Munch-up! The five little-known secret powers of vegetables
Lisa Simpson tried to convert the cartoon world's most dedicated carnivores -- Homer and Bart -- by declaring: "Good news, everyone! You don't have to eat meat!

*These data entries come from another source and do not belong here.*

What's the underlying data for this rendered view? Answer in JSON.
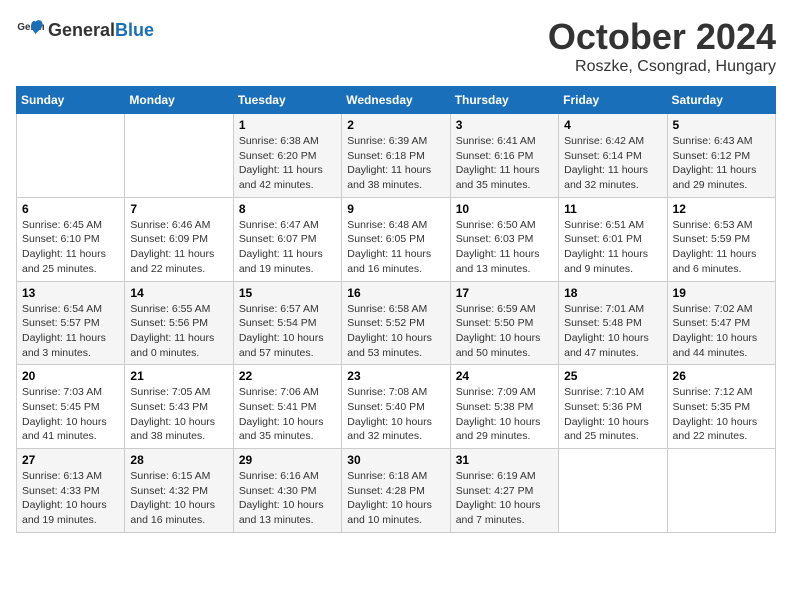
{
  "logo": {
    "general": "General",
    "blue": "Blue"
  },
  "header": {
    "month": "October 2024",
    "location": "Roszke, Csongrad, Hungary"
  },
  "weekdays": [
    "Sunday",
    "Monday",
    "Tuesday",
    "Wednesday",
    "Thursday",
    "Friday",
    "Saturday"
  ],
  "weeks": [
    [
      {
        "day": "",
        "detail": ""
      },
      {
        "day": "",
        "detail": ""
      },
      {
        "day": "1",
        "detail": "Sunrise: 6:38 AM\nSunset: 6:20 PM\nDaylight: 11 hours and 42 minutes."
      },
      {
        "day": "2",
        "detail": "Sunrise: 6:39 AM\nSunset: 6:18 PM\nDaylight: 11 hours and 38 minutes."
      },
      {
        "day": "3",
        "detail": "Sunrise: 6:41 AM\nSunset: 6:16 PM\nDaylight: 11 hours and 35 minutes."
      },
      {
        "day": "4",
        "detail": "Sunrise: 6:42 AM\nSunset: 6:14 PM\nDaylight: 11 hours and 32 minutes."
      },
      {
        "day": "5",
        "detail": "Sunrise: 6:43 AM\nSunset: 6:12 PM\nDaylight: 11 hours and 29 minutes."
      }
    ],
    [
      {
        "day": "6",
        "detail": "Sunrise: 6:45 AM\nSunset: 6:10 PM\nDaylight: 11 hours and 25 minutes."
      },
      {
        "day": "7",
        "detail": "Sunrise: 6:46 AM\nSunset: 6:09 PM\nDaylight: 11 hours and 22 minutes."
      },
      {
        "day": "8",
        "detail": "Sunrise: 6:47 AM\nSunset: 6:07 PM\nDaylight: 11 hours and 19 minutes."
      },
      {
        "day": "9",
        "detail": "Sunrise: 6:48 AM\nSunset: 6:05 PM\nDaylight: 11 hours and 16 minutes."
      },
      {
        "day": "10",
        "detail": "Sunrise: 6:50 AM\nSunset: 6:03 PM\nDaylight: 11 hours and 13 minutes."
      },
      {
        "day": "11",
        "detail": "Sunrise: 6:51 AM\nSunset: 6:01 PM\nDaylight: 11 hours and 9 minutes."
      },
      {
        "day": "12",
        "detail": "Sunrise: 6:53 AM\nSunset: 5:59 PM\nDaylight: 11 hours and 6 minutes."
      }
    ],
    [
      {
        "day": "13",
        "detail": "Sunrise: 6:54 AM\nSunset: 5:57 PM\nDaylight: 11 hours and 3 minutes."
      },
      {
        "day": "14",
        "detail": "Sunrise: 6:55 AM\nSunset: 5:56 PM\nDaylight: 11 hours and 0 minutes."
      },
      {
        "day": "15",
        "detail": "Sunrise: 6:57 AM\nSunset: 5:54 PM\nDaylight: 10 hours and 57 minutes."
      },
      {
        "day": "16",
        "detail": "Sunrise: 6:58 AM\nSunset: 5:52 PM\nDaylight: 10 hours and 53 minutes."
      },
      {
        "day": "17",
        "detail": "Sunrise: 6:59 AM\nSunset: 5:50 PM\nDaylight: 10 hours and 50 minutes."
      },
      {
        "day": "18",
        "detail": "Sunrise: 7:01 AM\nSunset: 5:48 PM\nDaylight: 10 hours and 47 minutes."
      },
      {
        "day": "19",
        "detail": "Sunrise: 7:02 AM\nSunset: 5:47 PM\nDaylight: 10 hours and 44 minutes."
      }
    ],
    [
      {
        "day": "20",
        "detail": "Sunrise: 7:03 AM\nSunset: 5:45 PM\nDaylight: 10 hours and 41 minutes."
      },
      {
        "day": "21",
        "detail": "Sunrise: 7:05 AM\nSunset: 5:43 PM\nDaylight: 10 hours and 38 minutes."
      },
      {
        "day": "22",
        "detail": "Sunrise: 7:06 AM\nSunset: 5:41 PM\nDaylight: 10 hours and 35 minutes."
      },
      {
        "day": "23",
        "detail": "Sunrise: 7:08 AM\nSunset: 5:40 PM\nDaylight: 10 hours and 32 minutes."
      },
      {
        "day": "24",
        "detail": "Sunrise: 7:09 AM\nSunset: 5:38 PM\nDaylight: 10 hours and 29 minutes."
      },
      {
        "day": "25",
        "detail": "Sunrise: 7:10 AM\nSunset: 5:36 PM\nDaylight: 10 hours and 25 minutes."
      },
      {
        "day": "26",
        "detail": "Sunrise: 7:12 AM\nSunset: 5:35 PM\nDaylight: 10 hours and 22 minutes."
      }
    ],
    [
      {
        "day": "27",
        "detail": "Sunrise: 6:13 AM\nSunset: 4:33 PM\nDaylight: 10 hours and 19 minutes."
      },
      {
        "day": "28",
        "detail": "Sunrise: 6:15 AM\nSunset: 4:32 PM\nDaylight: 10 hours and 16 minutes."
      },
      {
        "day": "29",
        "detail": "Sunrise: 6:16 AM\nSunset: 4:30 PM\nDaylight: 10 hours and 13 minutes."
      },
      {
        "day": "30",
        "detail": "Sunrise: 6:18 AM\nSunset: 4:28 PM\nDaylight: 10 hours and 10 minutes."
      },
      {
        "day": "31",
        "detail": "Sunrise: 6:19 AM\nSunset: 4:27 PM\nDaylight: 10 hours and 7 minutes."
      },
      {
        "day": "",
        "detail": ""
      },
      {
        "day": "",
        "detail": ""
      }
    ]
  ]
}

I've got enough gazpacho for everyone." That's because Lisa knows veggies can clear up everything from your digestion to your complexion, and help prevent cancers, heart disease, depression and even impotence and orgasmic dysfunction.

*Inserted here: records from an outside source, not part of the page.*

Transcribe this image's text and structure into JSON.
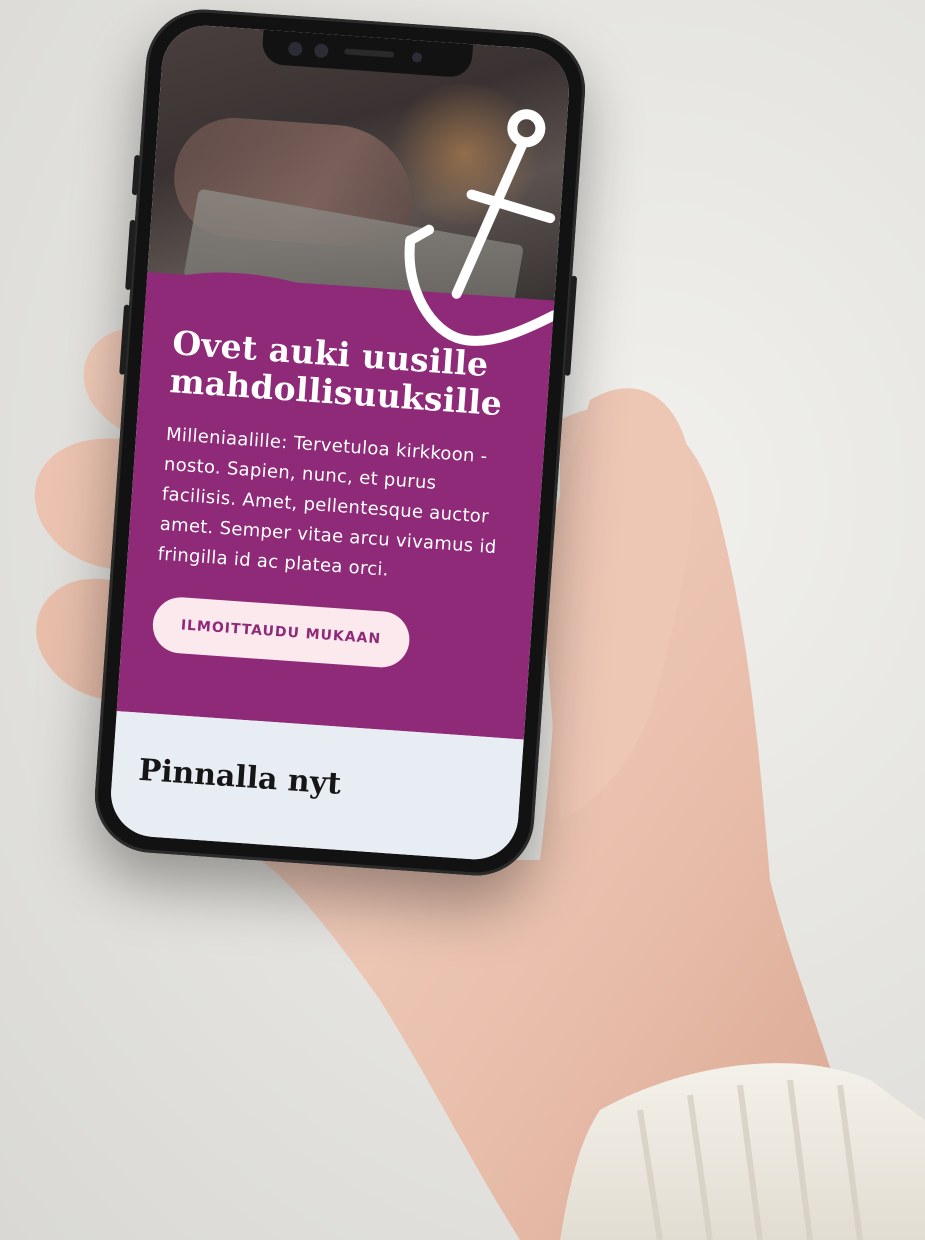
{
  "hero": {
    "title_line1": "Ovet auki uusille",
    "title_line2": "mahdollisuuksille",
    "text": "Milleniaalille: Tervetuloa kirkkoon - nosto. Sapien, nunc, et purus facilisis. Amet, pellentesque auctor amet. Semper vitae arcu vivamus id fringilla id ac platea orci.",
    "cta_label": "ILMOITTAUDU MUKAAN"
  },
  "section": {
    "title": "Pinnalla nyt"
  },
  "icons": {
    "anchor": "anchor-icon"
  },
  "colors": {
    "brand_purple": "#8e2a78",
    "cta_background": "#fbe9ee",
    "section_background": "#e8edf4",
    "heading_dark": "#161616"
  }
}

So whether you eat your seven to nine servings a day or, like 77 percent of Americans, you can't find a veggie anywhere on your dinner plate, here are five little-known powers of vegetables, for the New Year and a new you.

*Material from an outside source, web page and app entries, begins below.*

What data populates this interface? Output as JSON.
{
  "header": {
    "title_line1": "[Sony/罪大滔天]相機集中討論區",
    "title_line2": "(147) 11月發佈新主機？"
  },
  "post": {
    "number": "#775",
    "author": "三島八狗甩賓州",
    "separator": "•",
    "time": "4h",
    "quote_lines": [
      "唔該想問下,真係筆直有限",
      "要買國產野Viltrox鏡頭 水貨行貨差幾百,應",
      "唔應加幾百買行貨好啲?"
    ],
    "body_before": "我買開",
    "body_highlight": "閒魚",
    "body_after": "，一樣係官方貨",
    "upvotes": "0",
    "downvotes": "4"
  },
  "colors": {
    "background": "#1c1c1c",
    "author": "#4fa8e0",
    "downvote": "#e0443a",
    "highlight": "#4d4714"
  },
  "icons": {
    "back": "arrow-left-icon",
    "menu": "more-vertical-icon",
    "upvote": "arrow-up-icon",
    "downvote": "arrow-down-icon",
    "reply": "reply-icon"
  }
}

A vegetable-rich diet makes it easier to quit smoking: People who eat the most veggies are three times more likely to quit smoking and stay smoke-free than the veggie-deprived.
Asparagus prevents a hangover: Phytonutrients in asparagus help metabolize chemicals that produce the morning-after headache. That's the spear-it!
Kids who eat their veggies have higher IQs: Breast-fed young-uns who went on to eat legumes, cheese, fruit and vegetables at 15 and 24 months had IQs that were an average of two points higher by age 8.
Veggie-eating adults have bigger brains: Getting plenty of plant-based vitamins C, D, E and the Bs plus omega-3 fatty acids (we always recommend algal DHA-omega-3s) protects against Alzheimer's-associated brain shrinkage -- and that strengthens memory and thinking skills.
Veggies make you happier: And happier means less stress, better sex, fewer wrinkles, fewer colds and a longer life!
So eat your seven to nine servings a day and smile!
Mehmet Oz, M.D. is host of "The Dr. Oz Show," and Mike Roizen, M.D. is Chief Medical Officer at the Cleveland Clinic Wellness Institute. To live your healthiest, visit sharecare.com.